  • Institutional investors in the market for single-family housing: Where did they come from, where did they go? (SSRN)

  • Abstract

    Since 2012 the U.S. market for single-family homes has experienced a large and unprecedented rise in rental purchases by institutional investors or ''Wall Street Landlords''. I provide new causally identified evidence on the cause of this phenomenon and its long-term effects on impacted neighborhoods. I document a large and unprecedented rise in expected excess returns to single-family rentals that explains the entry decisions of Wall Street Landlords across time and geographies, as well as their historical absence from this market. Declining long-term interest rates and tightened household borrowing constraints in the aftermath of the housing bust causally explain the rise in expected excess returns and capture over 58% of the variation in expected excess returns. The entry of Wall Street Landlords into a neighborhood has a causal positive effect on local house prices and rents that leads to a decline in housing affordability and home-ownership rates. This effect is increasing in the share of Wall Street Landlord-owned housing stock (''treatment intensity''). A stylized model with funding constrained households and an unconstrained investor generates predictions consistent with the empirical evidence.

    Presented at: UEA Milan 2023, Transatlantic Doctoral Conference 2023 (London Business School), UEA Toronto 2023
    • Finalist, Best Student Paper Award, UEA Toronto 2023
  • The real cost of benchmarking (with Christian Kontz)

  • Abstract

    This paper documents a novel channel through which benchmarking of asset managers affects firm behavior.

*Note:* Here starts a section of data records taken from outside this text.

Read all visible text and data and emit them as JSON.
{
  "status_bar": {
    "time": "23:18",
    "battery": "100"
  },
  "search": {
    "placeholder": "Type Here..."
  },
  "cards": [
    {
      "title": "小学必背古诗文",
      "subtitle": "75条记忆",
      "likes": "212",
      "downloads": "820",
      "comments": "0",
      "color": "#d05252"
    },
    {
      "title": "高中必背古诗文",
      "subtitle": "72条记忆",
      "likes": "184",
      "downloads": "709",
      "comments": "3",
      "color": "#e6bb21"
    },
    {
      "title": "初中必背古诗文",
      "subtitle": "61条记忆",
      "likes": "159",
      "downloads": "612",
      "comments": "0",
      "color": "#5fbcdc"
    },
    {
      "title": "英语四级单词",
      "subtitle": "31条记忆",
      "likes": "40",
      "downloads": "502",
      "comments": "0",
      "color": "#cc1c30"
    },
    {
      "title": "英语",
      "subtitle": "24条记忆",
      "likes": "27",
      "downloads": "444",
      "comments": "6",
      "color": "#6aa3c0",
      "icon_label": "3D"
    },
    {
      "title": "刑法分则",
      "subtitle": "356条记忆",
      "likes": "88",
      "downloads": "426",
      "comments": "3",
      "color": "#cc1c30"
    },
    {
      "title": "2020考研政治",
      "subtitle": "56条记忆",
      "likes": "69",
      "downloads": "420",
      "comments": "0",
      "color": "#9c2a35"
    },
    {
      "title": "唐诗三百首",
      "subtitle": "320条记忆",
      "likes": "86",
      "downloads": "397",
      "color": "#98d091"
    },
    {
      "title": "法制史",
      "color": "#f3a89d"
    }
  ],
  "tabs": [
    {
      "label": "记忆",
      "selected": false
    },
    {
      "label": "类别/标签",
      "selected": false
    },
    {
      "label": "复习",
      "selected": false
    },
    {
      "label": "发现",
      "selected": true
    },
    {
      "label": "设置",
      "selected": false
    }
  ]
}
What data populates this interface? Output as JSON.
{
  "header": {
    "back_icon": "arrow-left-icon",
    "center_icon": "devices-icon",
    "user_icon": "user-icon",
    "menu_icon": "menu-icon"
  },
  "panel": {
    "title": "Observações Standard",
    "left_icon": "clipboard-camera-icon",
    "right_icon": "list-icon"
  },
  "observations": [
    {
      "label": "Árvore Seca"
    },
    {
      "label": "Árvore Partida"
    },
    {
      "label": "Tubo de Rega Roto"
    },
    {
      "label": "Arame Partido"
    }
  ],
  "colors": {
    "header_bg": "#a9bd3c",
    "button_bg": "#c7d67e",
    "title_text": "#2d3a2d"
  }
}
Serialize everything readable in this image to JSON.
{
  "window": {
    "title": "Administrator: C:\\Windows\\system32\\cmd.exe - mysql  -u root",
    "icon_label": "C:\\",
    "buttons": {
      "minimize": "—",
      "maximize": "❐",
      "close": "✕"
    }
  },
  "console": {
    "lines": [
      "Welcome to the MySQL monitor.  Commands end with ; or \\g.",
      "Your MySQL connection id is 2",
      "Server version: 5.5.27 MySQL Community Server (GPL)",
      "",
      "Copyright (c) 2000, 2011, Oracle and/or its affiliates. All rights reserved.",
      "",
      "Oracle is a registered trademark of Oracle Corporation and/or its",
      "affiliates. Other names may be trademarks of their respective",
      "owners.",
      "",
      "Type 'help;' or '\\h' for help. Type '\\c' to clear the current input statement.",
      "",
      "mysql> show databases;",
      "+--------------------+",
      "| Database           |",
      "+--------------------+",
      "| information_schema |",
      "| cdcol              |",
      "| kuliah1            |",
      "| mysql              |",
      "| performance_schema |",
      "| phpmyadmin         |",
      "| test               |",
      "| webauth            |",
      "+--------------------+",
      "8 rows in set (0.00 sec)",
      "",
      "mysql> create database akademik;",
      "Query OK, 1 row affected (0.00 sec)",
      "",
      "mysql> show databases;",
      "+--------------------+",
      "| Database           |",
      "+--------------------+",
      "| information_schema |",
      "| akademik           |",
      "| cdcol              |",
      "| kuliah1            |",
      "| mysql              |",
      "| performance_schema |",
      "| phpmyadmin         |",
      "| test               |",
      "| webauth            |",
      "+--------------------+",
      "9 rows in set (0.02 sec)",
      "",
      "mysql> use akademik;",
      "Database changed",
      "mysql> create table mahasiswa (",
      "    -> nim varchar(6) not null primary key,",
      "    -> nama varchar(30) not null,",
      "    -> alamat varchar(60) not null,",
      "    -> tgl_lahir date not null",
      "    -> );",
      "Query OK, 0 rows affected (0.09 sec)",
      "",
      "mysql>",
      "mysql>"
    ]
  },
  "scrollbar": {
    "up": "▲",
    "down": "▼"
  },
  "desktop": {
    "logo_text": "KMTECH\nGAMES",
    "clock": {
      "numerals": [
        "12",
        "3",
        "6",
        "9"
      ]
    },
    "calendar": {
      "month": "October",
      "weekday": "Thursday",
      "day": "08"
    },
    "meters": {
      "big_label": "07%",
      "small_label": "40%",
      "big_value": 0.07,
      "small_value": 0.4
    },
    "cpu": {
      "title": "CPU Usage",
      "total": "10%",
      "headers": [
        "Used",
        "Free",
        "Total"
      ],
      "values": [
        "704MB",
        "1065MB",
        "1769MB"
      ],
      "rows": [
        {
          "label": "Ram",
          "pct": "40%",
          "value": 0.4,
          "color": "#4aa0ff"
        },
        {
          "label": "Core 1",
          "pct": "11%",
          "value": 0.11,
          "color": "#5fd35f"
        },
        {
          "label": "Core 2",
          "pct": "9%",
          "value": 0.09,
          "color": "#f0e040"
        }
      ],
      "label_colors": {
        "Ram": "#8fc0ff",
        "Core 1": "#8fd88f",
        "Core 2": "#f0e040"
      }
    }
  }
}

We causally show that increases in a stock's benchmarking intensity lead to a higher CAPM-β. Stocks whose benchmarking intensity increases by more than 5p.p. have 17% higher CAPM βs after 9 months. These changes in CAPM-β are not driven by changes in firm fundamentals. Using an instrumental variable design, we show that firms which experience higher CAPM-β because of higher benchmarking intensity have 5% less capital and hold 15% more cash after 5 years. The results suggest that benchmarking has important effects on firm behavior and real quantities, driven by changes in the perceived cost of capital.

    Draft available upon request

Work in progress

  • Resilient traders make safe assets